• **Action item**
Find the line that holds "Serialize everything readable" in the material below. Output that line and each one after it exactly, but not the pictures.

• **Data supplied**
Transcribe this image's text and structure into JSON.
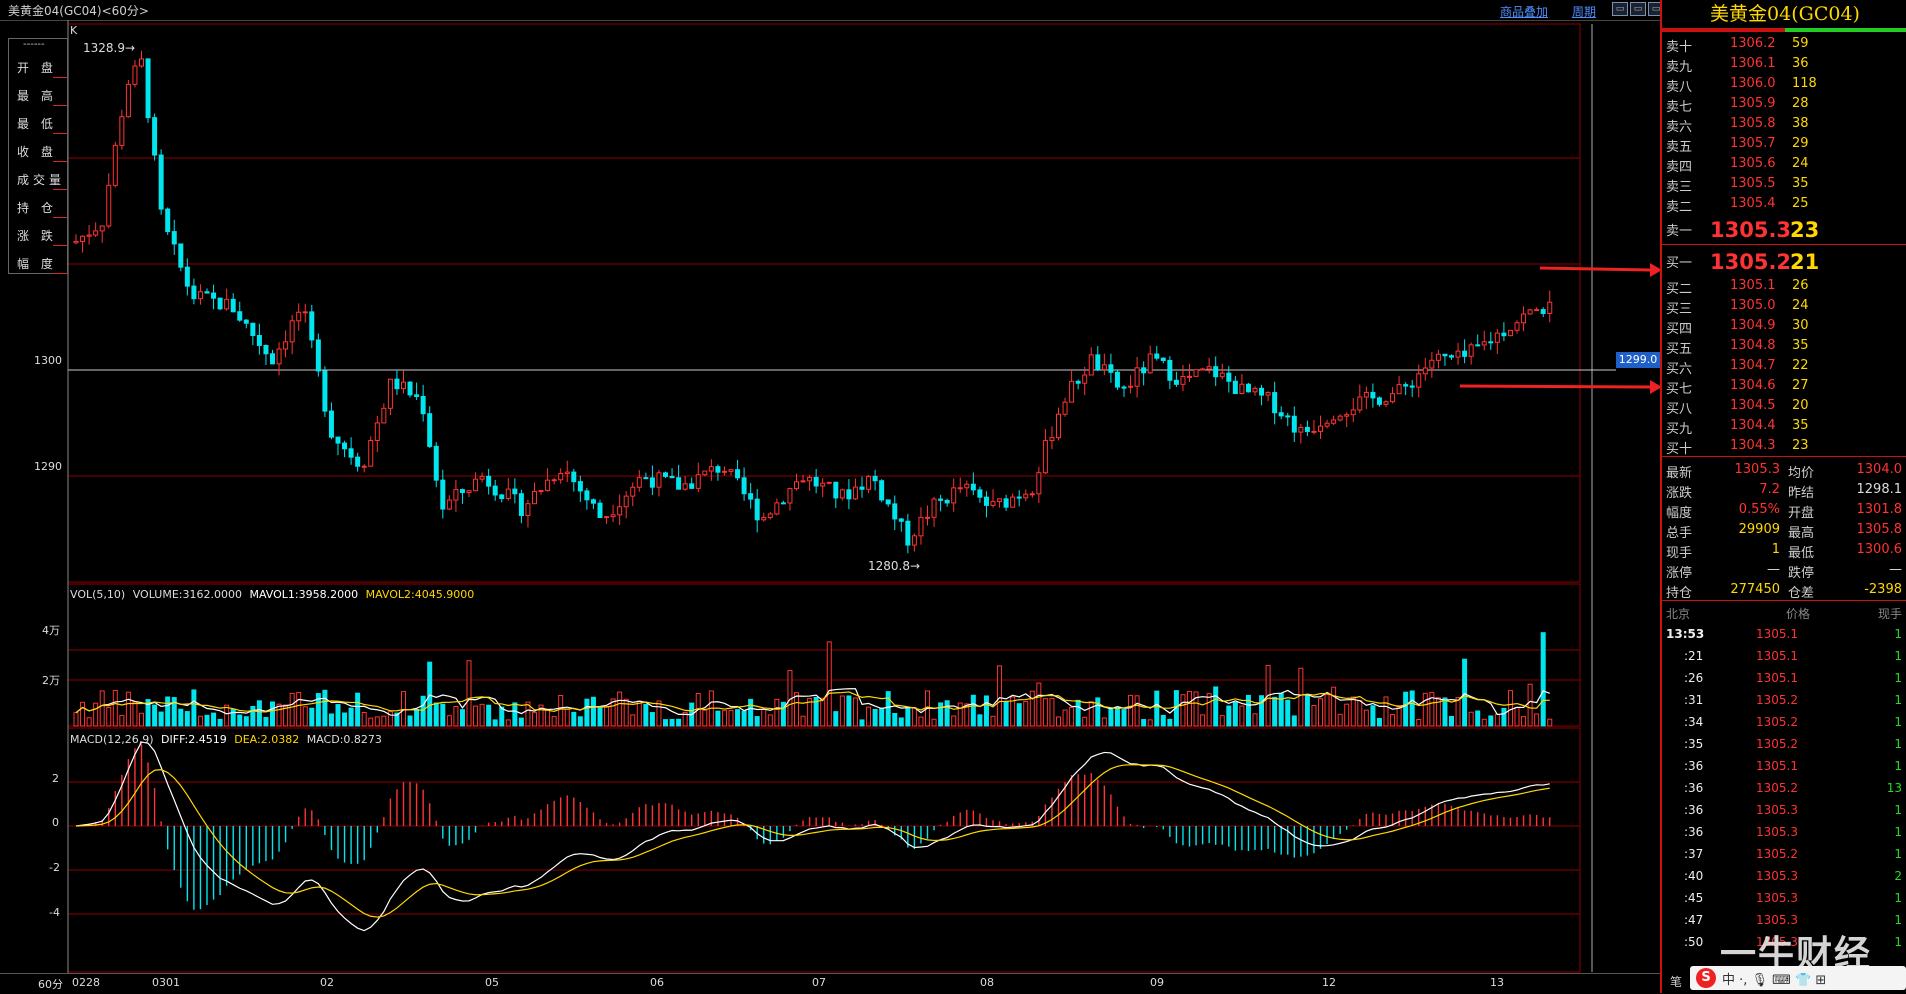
{
  "window": {
    "title": "美黄金04(GC04)<60分>",
    "links": [
      "商品叠加",
      "周期"
    ],
    "win_buttons": [
      "▭",
      "▭",
      "▭"
    ]
  },
  "chart": {
    "k_label": "K",
    "high_label": "1328.9→",
    "low_label": "1280.8→",
    "price_ticks": [
      "1300",
      "1290"
    ],
    "price_tag": "1299.0",
    "vol_header": {
      "prefix": "VOL(5,10)",
      "volume": "VOLUME:3162.0000",
      "ma1": "MAVOL1:3958.2000",
      "ma2": "MAVOL2:4045.9000"
    },
    "vol_ticks": [
      "4万",
      "2万"
    ],
    "macd_header": {
      "prefix": "MACD(12,26,9)",
      "diff": "DIFF:2.4519",
      "dea": "DEA:2.0382",
      "macd": "MACD:0.8273"
    },
    "macd_ticks": [
      "2",
      "0",
      "-2",
      "-4"
    ],
    "period_label": "60分",
    "x_labels": [
      "0228",
      "0301",
      "02",
      "05",
      "06",
      "07",
      "08",
      "09",
      "12",
      "13"
    ],
    "colors": {
      "up": "#ff3333",
      "down": "#00e5ee",
      "grid": "#8b0000",
      "diff": "#ffffff",
      "dea": "#ffd800"
    }
  },
  "info_box": {
    "dashes": "------",
    "rows": [
      "开 盘",
      "最 高",
      "最 低",
      "收 盘",
      "成交量",
      "持 仓",
      "涨 跌",
      "幅 度"
    ]
  },
  "panel": {
    "title": "美黄金04(GC04)",
    "asks": [
      {
        "label": "卖十",
        "price": "1306.2",
        "vol": "59"
      },
      {
        "label": "卖九",
        "price": "1306.1",
        "vol": "36"
      },
      {
        "label": "卖八",
        "price": "1306.0",
        "vol": "118"
      },
      {
        "label": "卖七",
        "price": "1305.9",
        "vol": "28"
      },
      {
        "label": "卖六",
        "price": "1305.8",
        "vol": "38"
      },
      {
        "label": "卖五",
        "price": "1305.7",
        "vol": "29"
      },
      {
        "label": "卖四",
        "price": "1305.6",
        "vol": "24"
      },
      {
        "label": "卖三",
        "price": "1305.5",
        "vol": "35"
      },
      {
        "label": "卖二",
        "price": "1305.4",
        "vol": "25"
      },
      {
        "label": "卖一",
        "price": "1305.3",
        "vol": "23"
      }
    ],
    "bids": [
      {
        "label": "买一",
        "price": "1305.2",
        "vol": "21"
      },
      {
        "label": "买二",
        "price": "1305.1",
        "vol": "26"
      },
      {
        "label": "买三",
        "price": "1305.0",
        "vol": "24"
      },
      {
        "label": "买四",
        "price": "1304.9",
        "vol": "30"
      },
      {
        "label": "买五",
        "price": "1304.8",
        "vol": "35"
      },
      {
        "label": "买六",
        "price": "1304.7",
        "vol": "22"
      },
      {
        "label": "买七",
        "price": "1304.6",
        "vol": "27"
      },
      {
        "label": "买八",
        "price": "1304.5",
        "vol": "20"
      },
      {
        "label": "买九",
        "price": "1304.4",
        "vol": "35"
      },
      {
        "label": "买十",
        "price": "1304.3",
        "vol": "23"
      }
    ],
    "stats": [
      {
        "l1": "最新",
        "v1": "1305.3",
        "c1": "#ff3333",
        "l2": "均价",
        "v2": "1304.0",
        "c2": "#ff3333"
      },
      {
        "l1": "涨跌",
        "v1": "7.2",
        "c1": "#ff3333",
        "l2": "昨结",
        "v2": "1298.1",
        "c2": "#dddddd"
      },
      {
        "l1": "幅度",
        "v1": "0.55%",
        "c1": "#ff3333",
        "l2": "开盘",
        "v2": "1301.8",
        "c2": "#ff3333"
      },
      {
        "l1": "总手",
        "v1": "29909",
        "c1": "#ffd800",
        "l2": "最高",
        "v2": "1305.8",
        "c2": "#ff3333"
      },
      {
        "l1": "现手",
        "v1": "1",
        "c1": "#ffd800",
        "l2": "最低",
        "v2": "1300.6",
        "c2": "#ff3333"
      },
      {
        "l1": "涨停",
        "v1": "—",
        "c1": "#dddddd",
        "l2": "跌停",
        "v2": "—",
        "c2": "#dddddd"
      },
      {
        "l1": "持仓",
        "v1": "277450",
        "c1": "#ffd800",
        "l2": "仓差",
        "v2": "-2398",
        "c2": "#ffd800"
      }
    ],
    "tick_header": {
      "time": "北京",
      "price": "价格",
      "qty": "现手"
    },
    "ticks": [
      {
        "time": "13:53",
        "price": "1305.1",
        "qty": "1"
      },
      {
        "time": ":21",
        "price": "1305.1",
        "qty": "1"
      },
      {
        "time": ":26",
        "price": "1305.1",
        "qty": "1"
      },
      {
        "time": ":31",
        "price": "1305.2",
        "qty": "1"
      },
      {
        "time": ":34",
        "price": "1305.2",
        "qty": "1"
      },
      {
        "time": ":35",
        "price": "1305.2",
        "qty": "1"
      },
      {
        "time": ":36",
        "price": "1305.1",
        "qty": "1"
      },
      {
        "time": ":36",
        "price": "1305.2",
        "qty": "13"
      },
      {
        "time": ":36",
        "price": "1305.3",
        "qty": "1"
      },
      {
        "time": ":36",
        "price": "1305.3",
        "qty": "1"
      },
      {
        "time": ":37",
        "price": "1305.2",
        "qty": "1"
      },
      {
        "time": ":40",
        "price": "1305.3",
        "qty": "2"
      },
      {
        "time": ":45",
        "price": "1305.3",
        "qty": "1"
      },
      {
        "time": ":47",
        "price": "1305.3",
        "qty": "1"
      },
      {
        "time": ":50",
        "price": "1305.3",
        "qty": "1"
      }
    ],
    "bottom_label": "笔"
  },
  "watermark": "一牛财经",
  "ime": {
    "logo": "S",
    "text": "中 ·,  🎙 ⌨ 👕 ⊞"
  }
}
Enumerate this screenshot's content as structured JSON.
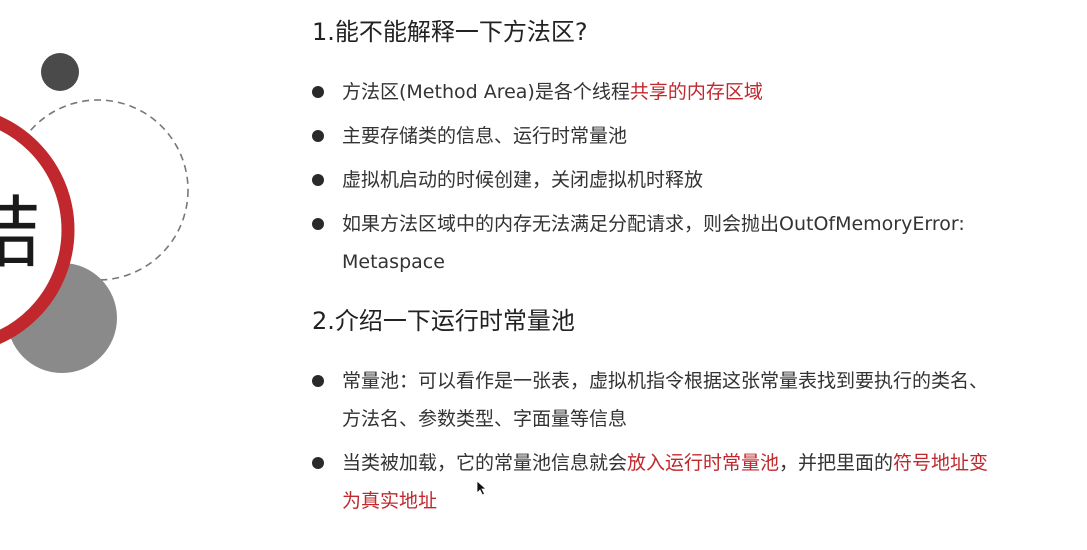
{
  "colors": {
    "accent_red": "#c0282d",
    "dark_gray": "#4a4a4a",
    "mid_gray": "#8a8a8a",
    "text": "#333333"
  },
  "decoration": {
    "big_char": "结"
  },
  "section1": {
    "heading": "1.能不能解释一下方法区?",
    "items": [
      {
        "t1": "方法区(Method Area)是各个线程",
        "hl1": "共享的内存区域"
      },
      {
        "t1": "主要存储类的信息、运行时常量池"
      },
      {
        "t1": "虚拟机启动的时候创建，关闭虚拟机时释放"
      },
      {
        "t1": "如果方法区域中的内存无法满足分配请求，则会抛出OutOfMemoryError:",
        "t2": "Metaspace"
      }
    ]
  },
  "section2": {
    "heading": "2.介绍一下运行时常量池",
    "items": [
      {
        "t1": "常量池：可以看作是一张表，虚拟机指令根据这张常量表找到要执行的类名、",
        "t2": "方法名、参数类型、字面量等信息"
      },
      {
        "t1": "当类被加载，它的常量池信息就会",
        "hl1": "放入运行时常量池",
        "t2": "，并把里面的",
        "hl2": "符号地址变",
        "hl3": "为真实地址"
      }
    ]
  }
}
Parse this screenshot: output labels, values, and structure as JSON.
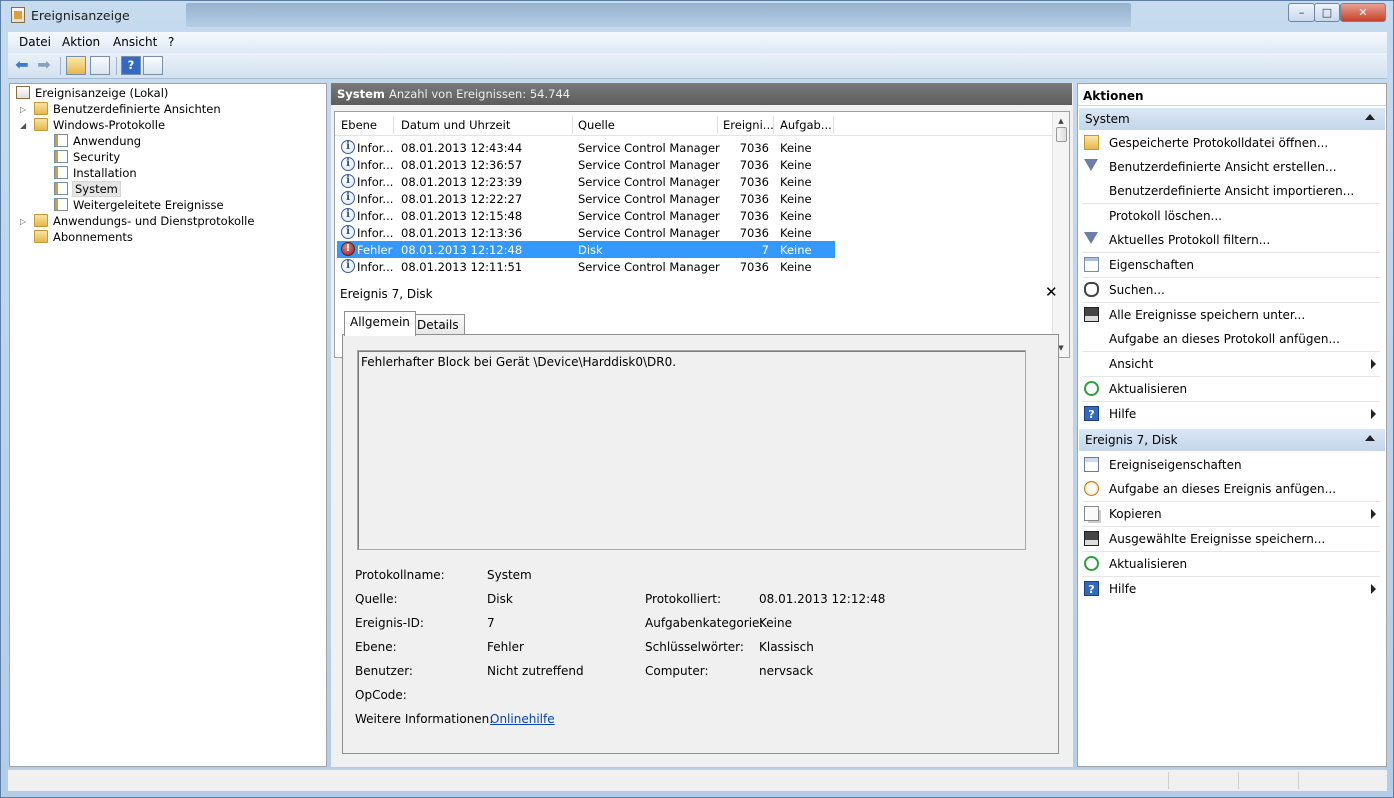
{
  "window": {
    "title": "Ereignisanzeige",
    "controls": {
      "minimize": "–",
      "maximize": "□",
      "close": "✕"
    }
  },
  "menu": [
    "Datei",
    "Aktion",
    "Ansicht",
    "?"
  ],
  "toolbar": {
    "icons": [
      "back-arrow-icon",
      "forward-arrow-icon",
      "up-folder-icon",
      "show-hide-console-tree-icon",
      "help-icon",
      "show-hide-action-pane-icon"
    ]
  },
  "tree": {
    "root": "Ereignisanzeige (Lokal)",
    "items": [
      {
        "label": "Benutzerdefinierte Ansichten"
      },
      {
        "label": "Windows-Protokolle"
      },
      {
        "label": "Anwendung"
      },
      {
        "label": "Security"
      },
      {
        "label": "Installation"
      },
      {
        "label": "System"
      },
      {
        "label": "Weitergeleitete Ereignisse"
      },
      {
        "label": "Anwendungs- und Dienstprotokolle"
      },
      {
        "label": "Abonnements"
      }
    ],
    "selected": "System"
  },
  "center": {
    "log_name": "System",
    "event_count": "Anzahl von Ereignissen: 54.744",
    "columns": [
      "Ebene",
      "Datum und Uhrzeit",
      "Quelle",
      "Ereigni...",
      "Aufgab..."
    ],
    "rows": [
      {
        "level": "Infor...",
        "datetime": "08.01.2013 12:43:44",
        "source": "Service Control Manager",
        "id": "7036",
        "task": "Keine"
      },
      {
        "level": "Infor...",
        "datetime": "08.01.2013 12:36:57",
        "source": "Service Control Manager",
        "id": "7036",
        "task": "Keine"
      },
      {
        "level": "Infor...",
        "datetime": "08.01.2013 12:23:39",
        "source": "Service Control Manager",
        "id": "7036",
        "task": "Keine"
      },
      {
        "level": "Infor...",
        "datetime": "08.01.2013 12:22:27",
        "source": "Service Control Manager",
        "id": "7036",
        "task": "Keine"
      },
      {
        "level": "Infor...",
        "datetime": "08.01.2013 12:15:48",
        "source": "Service Control Manager",
        "id": "7036",
        "task": "Keine"
      },
      {
        "level": "Infor...",
        "datetime": "08.01.2013 12:13:36",
        "source": "Service Control Manager",
        "id": "7036",
        "task": "Keine"
      },
      {
        "level": "Fehler",
        "datetime": "08.01.2013 12:12:48",
        "source": "Disk",
        "id": "7",
        "task": "Keine"
      },
      {
        "level": "Infor...",
        "datetime": "08.01.2013 12:11:51",
        "source": "Service Control Manager",
        "id": "7036",
        "task": "Keine"
      }
    ],
    "selected_row": 6
  },
  "detail": {
    "title": "Ereignis 7, Disk",
    "close": "✕",
    "tabs": [
      "Allgemein",
      "Details"
    ],
    "message": "Fehlerhafter Block bei Gerät \\Device\\Harddisk0\\DR0.",
    "props": {
      "protokollname_label": "Protokollname:",
      "protokollname": "System",
      "quelle_label": "Quelle:",
      "quelle": "Disk",
      "protokolliert_label": "Protokolliert:",
      "protokolliert": "08.01.2013 12:12:48",
      "ereignis_id_label": "Ereignis-ID:",
      "ereignis_id": "7",
      "aufgabenkategorie_label": "Aufgabenkategorie:",
      "aufgabenkategorie": "Keine",
      "ebene_label": "Ebene:",
      "ebene": "Fehler",
      "schluesselwoerter_label": "Schlüsselwörter:",
      "schluesselwoerter": "Klassisch",
      "benutzer_label": "Benutzer:",
      "benutzer": "Nicht zutreffend",
      "computer_label": "Computer:",
      "computer": "nervsack",
      "opcode_label": "OpCode:",
      "weitere_label": "Weitere Informationen:",
      "weitere_link": "Onlinehilfe"
    }
  },
  "actions": {
    "header": "Aktionen",
    "section1": "System",
    "section1_items": [
      {
        "label": "Gespeicherte Protokolldatei öffnen...",
        "icon": "folder-open-icon"
      },
      {
        "label": "Benutzerdefinierte Ansicht erstellen...",
        "icon": "filter-icon"
      },
      {
        "label": "Benutzerdefinierte Ansicht importieren...",
        "icon": ""
      },
      {
        "label": "Protokoll löschen...",
        "icon": ""
      },
      {
        "label": "Aktuelles Protokoll filtern...",
        "icon": "filter-icon"
      },
      {
        "label": "Eigenschaften",
        "icon": "properties-icon"
      },
      {
        "label": "Suchen...",
        "icon": "find-icon"
      },
      {
        "label": "Alle Ereignisse speichern unter...",
        "icon": "save-icon"
      },
      {
        "label": "Aufgabe an dieses Protokoll anfügen...",
        "icon": ""
      },
      {
        "label": "Ansicht",
        "icon": ""
      },
      {
        "label": "Aktualisieren",
        "icon": "refresh-icon"
      },
      {
        "label": "Hilfe",
        "icon": "help-icon"
      }
    ],
    "section2": "Ereignis 7, Disk",
    "section2_items": [
      {
        "label": "Ereigniseigenschaften",
        "icon": "event-properties-icon"
      },
      {
        "label": "Aufgabe an dieses Ereignis anfügen...",
        "icon": "task-icon"
      },
      {
        "label": "Kopieren",
        "icon": "copy-icon"
      },
      {
        "label": "Ausgewählte Ereignisse speichern...",
        "icon": "save-icon"
      },
      {
        "label": "Aktualisieren",
        "icon": "refresh-icon"
      },
      {
        "label": "Hilfe",
        "icon": "help-icon"
      }
    ]
  },
  "colors": {
    "selection": "#3399ff",
    "section_header": "#c3d6ec",
    "link": "#0645ad"
  }
}
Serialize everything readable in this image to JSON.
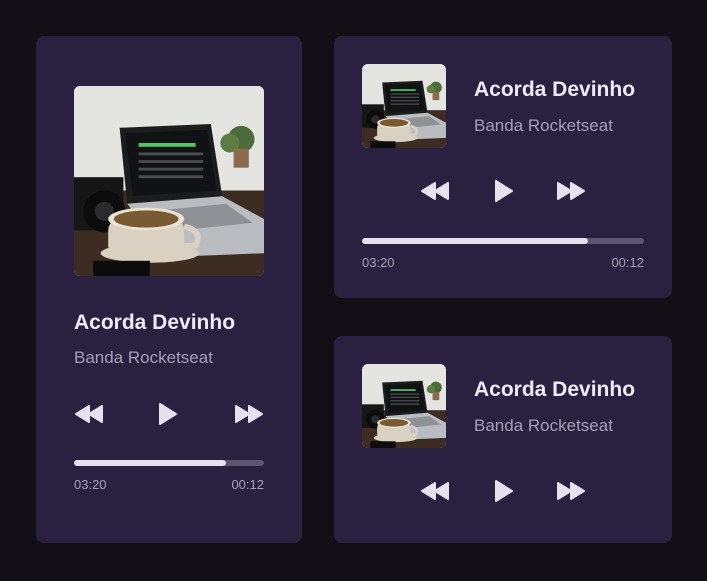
{
  "players": [
    {
      "title": "Acorda Devinho",
      "artist": "Banda Rocketseat",
      "elapsed": "03:20",
      "remaining": "00:12",
      "progress": 0.8
    },
    {
      "title": "Acorda Devinho",
      "artist": "Banda Rocketseat",
      "elapsed": "03:20",
      "remaining": "00:12",
      "progress": 0.8
    },
    {
      "title": "Acorda Devinho",
      "artist": "Banda Rocketseat"
    }
  ],
  "icons": {
    "previous": "rewind-icon",
    "play": "play-icon",
    "next": "fast-forward-icon"
  },
  "colors": {
    "background": "#121016",
    "card": "#2a2141",
    "text": "#efeaf6",
    "muted": "#a79fb7",
    "progress_fill": "#e6e1ec",
    "progress_track": "#5c5470"
  }
}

• **Reply to the exercise**
Serialize everything readable in this image to JSON.
{
  "players": [
    {
      "title": "Acorda Devinho",
      "artist": "Banda Rocketseat",
      "elapsed": "03:20",
      "remaining": "00:12",
      "progress": 0.8
    },
    {
      "title": "Acorda Devinho",
      "artist": "Banda Rocketseat",
      "elapsed": "03:20",
      "remaining": "00:12",
      "progress": 0.8
    },
    {
      "title": "Acorda Devinho",
      "artist": "Banda Rocketseat"
    }
  ],
  "icons": {
    "previous": "rewind-icon",
    "play": "play-icon",
    "next": "fast-forward-icon"
  },
  "colors": {
    "background": "#121016",
    "card": "#2a2141",
    "text": "#efeaf6",
    "muted": "#a79fb7",
    "progress_fill": "#e6e1ec",
    "progress_track": "#5c5470"
  }
}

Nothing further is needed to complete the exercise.